Do the same with the f/2.8 lens and you will find that the center is razor-sharp. So, choose the lens based on the image sharpness it provides.
When you are shooting outdoors, you can experience rain or wind or even a heavy breeze, and the lens you are using needs to survive such harsh conditions. So, make sure you choose a lens that has a protective layer or a filter attached to the glass on its front.
While many tend to ignore this, a well-protected lens not only lasts longer but provides striking images as well. If you already have a lens that does not have weather protection, you can still protect it using hoods or just a plastic bag.
Well, this is one of the most important factors to consider when it comes to choosing the best Sony lens for landscape photography. Landscape photographers do not shoot at f/2.8 but instead choose to shoot in the range of f/5.6 and f/16.
So, you really need not worry about having a lens with the biggest aperture. If you shoot even after the day ends, you can still use a lens that has a smaller aperture and comes with the feature of OSS. If you want to use the lens for more than landscape photography, you can choose f/2.8 which works fine in low light as well.
If you are into astrophotography, you can choose prime lenses that have an aperture of f/1.4 or f/2.8.
The Filter Radius
Well, are you planning to use filters? Well, if you are using any filters, you need to consider the filter radius and also need to buy extra filters if needed.
For example, a number of lenses are wide and hence require special holders or just a particular filter and the overall cost to secure them all can at times seem expensive. So, calculate well ahead if you need filters and purchase the lens accordingly.
FX Lens or a DX Lens
Well, not every lens is the same. Some lenses are just perfect for crop cameras and the names of these have the letters DX in them. If you are using the DX lens on a full-frame camera, you will only see the portion of the photo that you see in the viewfinder and in the final shot. The rest of the frame just remains black.
You can thus use an FX lens that will work great with DX as well as FX cameras.
Auto Focus and Manual Focus
If you are using a tripod, you certainly will focus manually as even quick autofocus will not affect the style. But it always helps to choose a lens that has quick autofocus as it comes in handy when you travel without your tripod or when you have to shoot something on the go.
All the lenses from Sony have very reliable autofocus.
The Size and the Weight of the Lens
Lenses might sound amazing when you read about them online or on paper but remember that you are the one who would carry them for hours to shoot. So, consider the size and the weight of the lens and you can check them both online.

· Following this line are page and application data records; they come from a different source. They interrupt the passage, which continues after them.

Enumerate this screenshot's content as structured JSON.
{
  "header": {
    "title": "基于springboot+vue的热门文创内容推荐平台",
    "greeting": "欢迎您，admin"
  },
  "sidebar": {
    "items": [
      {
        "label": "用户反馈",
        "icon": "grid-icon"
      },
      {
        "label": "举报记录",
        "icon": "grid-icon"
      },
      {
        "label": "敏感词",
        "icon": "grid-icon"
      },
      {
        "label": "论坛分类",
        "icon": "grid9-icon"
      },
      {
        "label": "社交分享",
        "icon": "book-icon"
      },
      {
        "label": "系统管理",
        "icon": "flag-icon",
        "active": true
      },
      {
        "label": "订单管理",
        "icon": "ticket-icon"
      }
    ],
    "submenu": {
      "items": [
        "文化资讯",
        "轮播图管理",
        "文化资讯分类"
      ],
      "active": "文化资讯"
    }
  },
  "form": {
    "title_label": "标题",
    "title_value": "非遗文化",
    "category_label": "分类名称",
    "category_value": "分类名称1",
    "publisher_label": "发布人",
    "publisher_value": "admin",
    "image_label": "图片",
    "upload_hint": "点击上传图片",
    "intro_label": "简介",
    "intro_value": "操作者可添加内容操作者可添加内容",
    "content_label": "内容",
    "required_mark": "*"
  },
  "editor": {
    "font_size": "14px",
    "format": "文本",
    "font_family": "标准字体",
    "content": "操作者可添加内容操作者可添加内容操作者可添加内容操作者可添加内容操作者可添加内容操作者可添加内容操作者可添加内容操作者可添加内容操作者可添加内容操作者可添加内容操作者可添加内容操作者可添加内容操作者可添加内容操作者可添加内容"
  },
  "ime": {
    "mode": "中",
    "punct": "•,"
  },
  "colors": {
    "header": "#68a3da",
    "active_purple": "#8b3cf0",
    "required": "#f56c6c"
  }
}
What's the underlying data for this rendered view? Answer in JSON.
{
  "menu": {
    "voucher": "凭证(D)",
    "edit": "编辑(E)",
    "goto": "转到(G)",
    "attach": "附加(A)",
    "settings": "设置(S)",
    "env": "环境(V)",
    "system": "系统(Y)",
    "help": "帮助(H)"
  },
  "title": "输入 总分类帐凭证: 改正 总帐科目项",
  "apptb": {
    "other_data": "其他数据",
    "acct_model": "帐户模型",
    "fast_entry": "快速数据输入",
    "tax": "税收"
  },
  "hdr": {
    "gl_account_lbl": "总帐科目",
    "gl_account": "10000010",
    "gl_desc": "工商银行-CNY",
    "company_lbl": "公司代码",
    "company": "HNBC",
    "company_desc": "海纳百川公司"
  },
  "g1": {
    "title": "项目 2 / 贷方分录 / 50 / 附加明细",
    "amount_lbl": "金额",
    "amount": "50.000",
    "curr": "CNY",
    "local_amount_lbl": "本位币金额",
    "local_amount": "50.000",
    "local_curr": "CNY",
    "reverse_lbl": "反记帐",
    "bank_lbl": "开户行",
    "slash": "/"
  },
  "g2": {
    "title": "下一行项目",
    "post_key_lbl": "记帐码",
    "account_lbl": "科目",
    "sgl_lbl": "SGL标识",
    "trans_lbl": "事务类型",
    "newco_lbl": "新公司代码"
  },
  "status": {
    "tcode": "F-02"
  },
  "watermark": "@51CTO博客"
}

Now that we know how to choose the best Sony lenses for landscape photography, let us try and answer some of the most commonly asked questions.
Frequently Asked Questions (FAQs)
What are the kinds of lenses landscape photographers need?
This is a very common question, mostly asked by beginners. There are four types of lenses a landscape photographer can use. They are
A 14mm f/2.8 lens that has a wide angle and a wide aperture and is ideal for nighttime photography.
A 16-35 mm f/4 lens which helps with wide-angle shots
A 24-70mm f/4 lens which works as a walk-around lens
A 70-200 mm f/4 lens helps to capture landscapes from a distance.
Can I use a 50mm lens for landscape photography?
Well, to get quality images of landscapes you need to have a lens that has amazing sharpness, and the 50mm prime lenses are just perfect for the job.
How many lenses do I need to carry?
Photographers often go on a lens buying spree thinking to have a lens each for a conceivable situation. Well, carrying too much weight not only tires you but you might as well find it confusing and hard to concentrate.
You can carry the lens based on what you intend to shoot. In most cases, two or three lenses are what you might need. Think about what you want to achieve and choose the lens accordingly.